Monday, October 28, 2013

Late arrival

On Saturday I ran all of the marked trails on Turkey, which amounts to a half marathon, more or less. I started with the longest loop at a leisurely pace, taking each smaller loop at a faster pace, until I finished on the red trail at my 5k race pace. It was a good workout and leaves me confident for the Turkey and Taturs 25k in two weeks. It''l be interesting to get an objective reading on how much (if at all) I've improved my speed on the trails since I last ran this in 2011.

Fall comes late here in Oklahoma and it has taken me about as long to figure out what to do with my running this season. The trip out to Pumpkin Holler wasn't an option, so I focused my efforts closer to home. For a time I was working towards the Tulsa's Route 66 Marathon, justifying all the pavement as a qualifier for Pikes Peak.
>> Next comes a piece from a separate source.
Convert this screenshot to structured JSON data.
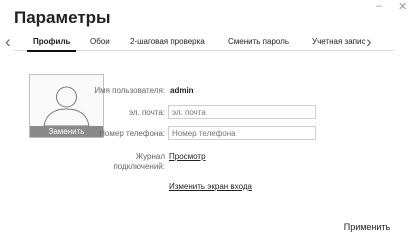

That turned out to be a bad idea, as I quickly burned out from running all those miles on the paths around the river. Everybody has rough patches while training, but I sensed something was wrong when even the idea of of Route 66 sounded like yet another boring Saturday run. A one-hundred dollar long run, mind you. So I cut back on the mileage, hit the trails more, and focused on what inspires me. A little late, perhaps, but better than never.

So now the plan is to run Turkey and Taturs, then the "Double Half" marathon in December. At least half of that one is on the trails, and I can still qualify for the Pikes Peak Marathon. After that its a matter of keeping the mileage up until Post Oak Challenge 50k in Feb.

The foggy quality of the photos is from sweat condensation on the lense. Carrying the camera inside the hydration belt and underneath a jacket was not a very smart move.

Until next time, "may your trails be crooked, winding, lonesome, dangerous, leading to the most amazing view."

Monday, October 21, 2013


Pilgrimage is a universal human experience. The pilgrim sets out on a journey to a place of spiritual significance, seeking forgiveness, enlightenment, healing, a new identity, etc. Curiously, these places are often associated with water.

On the morning of the first frost, I set out on a pilgrimage of sorts. In a gulch on Turkey Mountain there is a place I dub “Lynx Falls”. It’s a smoothed out slide of limestone that remains dry for most of the year, but after a series of rains, morphs into a beautiful cascade. With all the rain we've had lately, there was a slight chance that the falls would be active.

A typical pilgrim, I ran the trails with a lot on my mind; a lot of unanswered questions about the future. Perhaps things could be sorted out at the falls, I told myself.

Alas, there was no running water that morning. Life questions remained unanswered for another day.

And yet... the soft light captured in the hoar frost, the wispy vapor blanketing the ponds, and the crisp air provided a measure of solace.

 Peace found on the journey. I suppose that’s all we can really ever ask for.